Slavery In New Zealand

How come we tolerated such appalling working conditions for so long? (And a tick for crusading journalism.) 

Charles Dickens would be appalled. So would Fredrick Engels who wrote The Condition of the Working Class in England, as would New Zealand’s Sweating Commission of 1890. Even Simon Legree, the slave owner in Harriet Beecher’s Stowe’s Uncle Tom’s Cabin, would be astonished at the working conditions and wages (or lack of) that employers were getting away with. But this is not in the nineteenth century nor even the twentieth. It is in this one, and even more extraordinarily it was neither in industrialising Britain nor slave-owning America. The slavery is in New Zealand.

The working conditions? Up to 18 hours a day with food, water and sleeping accommodation of the lowest quality. The pay rates? Often cents per hour, if paid at all.

Ah, you say, the slave labour is not actually in New Zealand, it is Asians on ships in our Exclusive Economic Zone (when they are not in port). But we claim the EEZ and they are fishing with our permission, using Individual Transferable Quota (ITQ) issued by the New Zealand government. It really has something to do with us.
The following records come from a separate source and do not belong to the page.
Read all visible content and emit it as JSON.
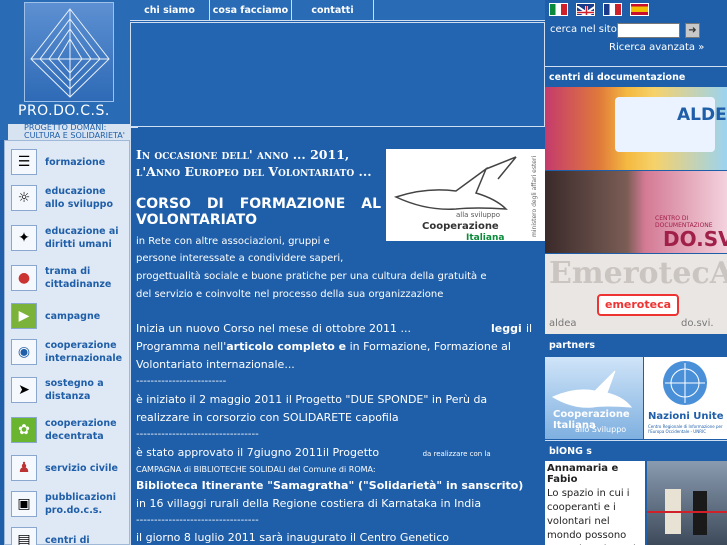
{
  "logo": {
    "title": "PRO.DO.C.S.",
    "subtitle_1": "PROGETTO DOMANI:",
    "subtitle_2": "CULTURA E SOLIDARIETA'"
  },
  "topmenu": [
    "chi siamo",
    "cosa facciamo",
    "contatti"
  ],
  "leftnav": [
    {
      "label": "formazione",
      "icon": "books-icon"
    },
    {
      "label": "educazione allo sviluppo",
      "icon": "globe-icon"
    },
    {
      "label": "educazione ai diritti umani",
      "icon": "human-figure-icon"
    },
    {
      "label": "trama di cittadinanze",
      "icon": "sphere-icon"
    },
    {
      "label": "campagne",
      "icon": "megaphone-icon"
    },
    {
      "label": "cooperazione internazionale",
      "icon": "earth-icon"
    },
    {
      "label": "sostegno a distanza",
      "icon": "running-figure-icon"
    },
    {
      "label": "cooperazione decentrata",
      "icon": "flower-icon"
    },
    {
      "label": "servizio civile",
      "icon": "people-icon"
    },
    {
      "label": "pubblicazioni pro.do.c.s.",
      "icon": "publication-icon"
    },
    {
      "label": "centri di",
      "icon": "documents-icon"
    }
  ],
  "search": {
    "label": "cerca nel sito:",
    "value": "",
    "button_icon": "arrow-right-icon",
    "advanced": "Ricerca avanzata »"
  },
  "languages": [
    "it-flag-icon",
    "en-flag-icon",
    "fr-flag-icon",
    "es-flag-icon"
  ],
  "right": {
    "doc_centers": "centri di documentazione",
    "aldea": "ALDEA",
    "dosvi_small": "CENTRO DI DOCUMENTAZIONE",
    "dosvi": "DO.SVI.",
    "emeroteca_big": "EmerotecA",
    "emeroteca": "emeroteca",
    "aldea_small": "aldea",
    "dosvi_small2": "do.svi.",
    "partners": "partners",
    "coop_label": "Cooperazione Italiana",
    "coop_sub": "allo Sviluppo",
    "un_label": "Nazioni Unite",
    "un_sub": "Centro Regionale di Informazione per l'Europa Occidentale - UNRIC",
    "blongs": "blONG s",
    "blong_name": "Annamaria e Fabio",
    "blong_text": "Lo spazio in cui i cooperanti e i volontari nel mondo possono tenerci aggiornati sulla loro attività."
  },
  "coop_logo": {
    "top": "alla sviluppo",
    "name_a": "Cooperazione",
    "name_b": "Italiana",
    "side": "ministero degli affari esteri"
  },
  "main": {
    "headline": "In occasione dell' anno ... 2011, l'Anno Europeo del Volontariato ...",
    "course_title": "CORSO DI FORMAZIONE AL VOLONTARIATO",
    "p1a": "in Rete con altre associazioni, gruppi e",
    "p1b": "persone interessate a condividere saperi,",
    "p1c": "progettualità sociale e buone pratiche per una cultura della gratuità e",
    "p1d": "del servizio e coinvolte nel processo della sua organizzazione",
    "p2a": "Inizia un nuovo Corso nel mese di ottobre 2011 ...",
    "p2_link": "leggi",
    "p2_il": "il",
    "p2b": "Programma nell'",
    "p2b_bold": "articolo completo e",
    "p2b_rest": "in Formazione, Formazione al",
    "p2c": "Volontariato internazionale...",
    "sep1": "-------------------------",
    "p3a": "è iniziato il 2 maggio 2011 il Progetto \"DUE SPONDE\" in Perù da",
    "p3b": "realizzare in corsorzio con SOLIDARETE capofila",
    "sep2": "----------------------------------",
    "p4a": "è stato approvato il 7giugno 2011il Progetto",
    "p4a_small": "da realizzare con la",
    "p4b": "CAMPAGNA di BIBLIOTECHE SOLIDALI del Comune di ROMA:",
    "p4c": "Biblioteca Itinerante \"Samagratha\" (\"Solidarietà\" in sanscrito)",
    "p4d": "in 16 villaggi rurali della Regione costiera di Karnataka in India",
    "sep3": "----------------------------------",
    "p5": "il giorno 8 luglio 2011 sarà inaugurato il Centro Genetico"
  },
  "colors": {
    "page": "#1f5ea8",
    "nav_bg": "#dfe9f5",
    "nav_text": "#1f5ea8",
    "header": "#2a6bb5"
  }
}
First, some background. The average person on the planet eats about 17 kilograms of fish a year. You wont be far off that yourself if you eat fish on Fridays. The rising demand has generated two forms of exploitation.

First, the world has been fishing species to extinction. When one disappears, fishers seek out others. It is true that an increasing proportion of the fish come from ‘sustainable’ aquaculture, but farmed fish are usually fed fish from the sea.
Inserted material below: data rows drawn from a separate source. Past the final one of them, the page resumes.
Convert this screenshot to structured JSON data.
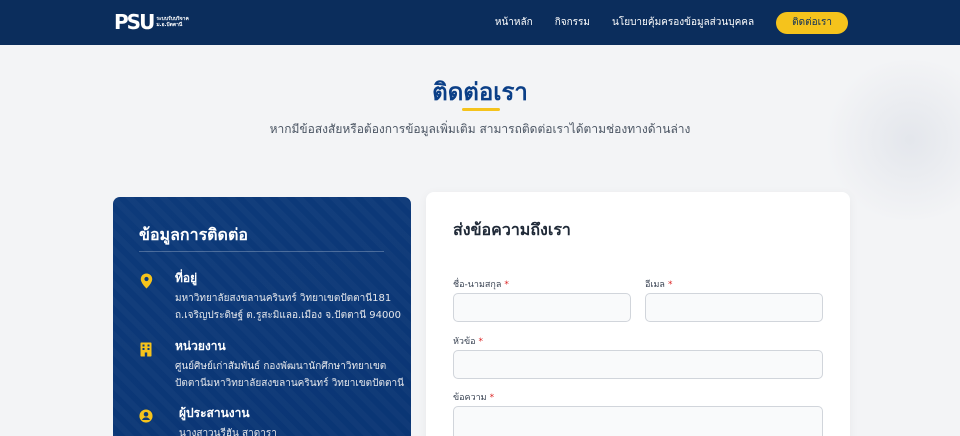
{
  "navbar": {
    "logo_mark": "PSU",
    "logo_lines": [
      "ระบบรับบริจาค",
      "ม.อ.ปัตตานี"
    ],
    "links": [
      "หน้าหลัก",
      "กิจกรรม",
      "นโยบายคุ้มครองข้อมูลส่วนบุคคล"
    ],
    "cta": "ติดต่อเรา",
    "bg_color": "#0b2d5c",
    "cta_color": "#f5c31c"
  },
  "header": {
    "title": "ติดต่อเรา",
    "subtitle": "หากมีข้อสงสัยหรือต้องการข้อมูลเพิ่มเติม สามารถติดต่อเราได้ตามช่องทางด้านล่าง"
  },
  "info": {
    "title": "ข้อมูลการติดต่อ",
    "items": [
      {
        "icon": "map-pin-icon",
        "label": "ที่อยู่",
        "lines": [
          "มหาวิทยาลัยสงขลานครินทร์ วิทยาเขตปัตตานี181",
          "ถ.เจริญประดิษฐ์ ต.รูสะมิแลอ.เมือง จ.ปัตตานี 94000"
        ]
      },
      {
        "icon": "building-icon",
        "label": "หน่วยงาน",
        "lines": [
          "ศูนย์ศิษย์เก่าสัมพันธ์ กองพัฒนานักศึกษาวิทยาเขต",
          "ปัตตานีมหาวิทยาลัยสงขลานครินทร์ วิทยาเขตปัตตานี"
        ]
      },
      {
        "icon": "user-icon",
        "label": "ผู้ประสานงาน",
        "lines": [
          "นางสาวนูรีฮัน สาดารา"
        ]
      }
    ]
  },
  "form": {
    "title": "ส่งข้อความถึงเรา",
    "required_mark": "*",
    "fields": {
      "name": {
        "label": "ชื่อ-นามสกุล",
        "value": ""
      },
      "email": {
        "label": "อีเมล",
        "value": ""
      },
      "subject": {
        "label": "หัวข้อ",
        "value": ""
      },
      "message": {
        "label": "ข้อความ",
        "value": ""
      }
    }
  }
}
New Zealand has a good record on this environmental exploitation because the ITQs are designed to allow fishing only at sustainable levels. I was marginally involved in their introduction thirty years ago and I do not recall anybody saying then that while the ITQ was brilliant in principle, the application of the principle is very complicated and clumsy. Even so, we are but one of a handful of countries that try to maintain a sustainable fish stock in this way and, in any case, vast areas of sea are outside countries’ EEZs while ITQs do not work for migrating fish – notably tuna. (New Zealand, by the way, has been active in international trading negotiations demanding that the subsidies for fishing be wound back. Alas we have been about as successful in this as in arguing for the elimination of subsidies on agriculture.)
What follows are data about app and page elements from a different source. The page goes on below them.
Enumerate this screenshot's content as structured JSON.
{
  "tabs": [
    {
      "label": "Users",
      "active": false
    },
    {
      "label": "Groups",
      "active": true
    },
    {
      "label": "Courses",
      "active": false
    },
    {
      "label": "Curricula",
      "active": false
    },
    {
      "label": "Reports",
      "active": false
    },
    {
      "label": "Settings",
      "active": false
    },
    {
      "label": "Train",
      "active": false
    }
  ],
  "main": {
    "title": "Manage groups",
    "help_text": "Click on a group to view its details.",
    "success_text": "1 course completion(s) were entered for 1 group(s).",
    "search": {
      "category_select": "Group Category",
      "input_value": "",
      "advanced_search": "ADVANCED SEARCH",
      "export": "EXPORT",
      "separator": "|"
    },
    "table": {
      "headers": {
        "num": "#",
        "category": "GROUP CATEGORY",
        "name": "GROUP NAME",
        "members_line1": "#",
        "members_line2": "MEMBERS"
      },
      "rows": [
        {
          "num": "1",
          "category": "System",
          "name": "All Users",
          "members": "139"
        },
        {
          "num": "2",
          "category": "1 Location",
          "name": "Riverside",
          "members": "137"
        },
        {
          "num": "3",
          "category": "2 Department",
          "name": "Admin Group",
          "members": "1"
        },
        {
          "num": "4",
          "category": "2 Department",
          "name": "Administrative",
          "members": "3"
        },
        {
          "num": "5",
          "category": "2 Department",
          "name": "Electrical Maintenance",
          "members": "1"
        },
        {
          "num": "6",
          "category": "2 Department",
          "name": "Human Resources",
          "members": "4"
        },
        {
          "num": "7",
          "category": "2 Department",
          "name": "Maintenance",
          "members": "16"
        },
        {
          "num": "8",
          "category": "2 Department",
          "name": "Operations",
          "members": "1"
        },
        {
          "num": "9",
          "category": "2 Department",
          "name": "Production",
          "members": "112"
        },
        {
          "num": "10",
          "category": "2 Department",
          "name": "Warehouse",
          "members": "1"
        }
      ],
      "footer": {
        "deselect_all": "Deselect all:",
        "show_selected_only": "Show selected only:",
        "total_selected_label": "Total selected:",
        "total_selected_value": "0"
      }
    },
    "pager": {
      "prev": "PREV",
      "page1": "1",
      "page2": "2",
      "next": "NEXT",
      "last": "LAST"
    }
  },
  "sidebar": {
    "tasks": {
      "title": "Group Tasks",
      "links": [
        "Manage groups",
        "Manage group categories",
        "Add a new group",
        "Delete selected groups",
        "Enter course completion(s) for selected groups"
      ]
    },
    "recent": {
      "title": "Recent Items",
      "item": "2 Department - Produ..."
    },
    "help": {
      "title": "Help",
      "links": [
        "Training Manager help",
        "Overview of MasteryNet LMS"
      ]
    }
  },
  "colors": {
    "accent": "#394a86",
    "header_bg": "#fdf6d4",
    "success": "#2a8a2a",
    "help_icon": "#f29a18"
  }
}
Second, many crew on fishing vessels are exploited. Typically they are Asians – say, in our case, Indonesians – with officers from another country – say, Korea. The ships usually fly flags of convenience – including those from countries which have no sea borders – and regularly change them and their ship’s names to obscure the true ownership, especially when the rustbuckets are caught out.

How come they are fishing here? While the rules of ITQs say that they must be owned by New Zealand entities, the quota may be leased to foreign fishing companies. Asian-owned ones have been willing to offer better returns to the quota owners. That is not true for all the fishing in our waters. Some is under New Zealand flags and employ crew (including New Zealanders) with New Zealand pay rates and working conditions.

You can read more about the appalling practices in Michael Field’s The Catch: How Fishing Companies Reinvented Slavery and Plundered the Oceans. (And while commending the book, I also commend publisher Mary Varnham of Awa Press who, reading of Michael’s work in newspapers, asked him to write the book.)

Before you get too indignant – and give up eating fish – the New Zealand parliament eventually got around to addressing the disgrace. The last statute the previous parliament passed was the Fisheries (Foreign Charter Vessels and Other Matters) Amendment Act 2014, which requires that, from May 2016, all foreign-owned fishing vessels are to fly under a New Zealand flag and obey all New Zealand laws including labour ones.

So don’t be surprised if fish prices rise a little thereafter. It will still be healthy food with the advantage that it has been caught decently as well as sustainably. Since the regime does not apply elsewhere fish eaten overseas may not be as clean.

The time between Michael’s first articles in 2011 and the enactment was three years – five before implementation. (There was a review committee in between.) That is not too bad for us. However, foreign fishing began in the 1980s so who knows how much exploitation has occurred. Why did it take so long?

One factor is that new situations often generates abuses faster than we can respond to them. But thirty years? Perhaps because it was outside our purview but ,come on, we are proud of our huge EEZ. Then again, it did not involve New Zealanders but guest workers. Aside from the implicit racism, are we really willing to tolerate their getting a bum deal – do they on land?

I am left with the uneasy feeling that this is yet another instance of our penchant for light-handed regulation, of ignoring the uncomfortable, of leaving the unregulated market to deliver high-quality, ethical, sustainable products and services. It does not always work, does it?

Will there be an apology from the lackadaisical government? At the very least it could offer crusading journalist Michael Field a knighthood, perhaps in tandem with Nicky Hager.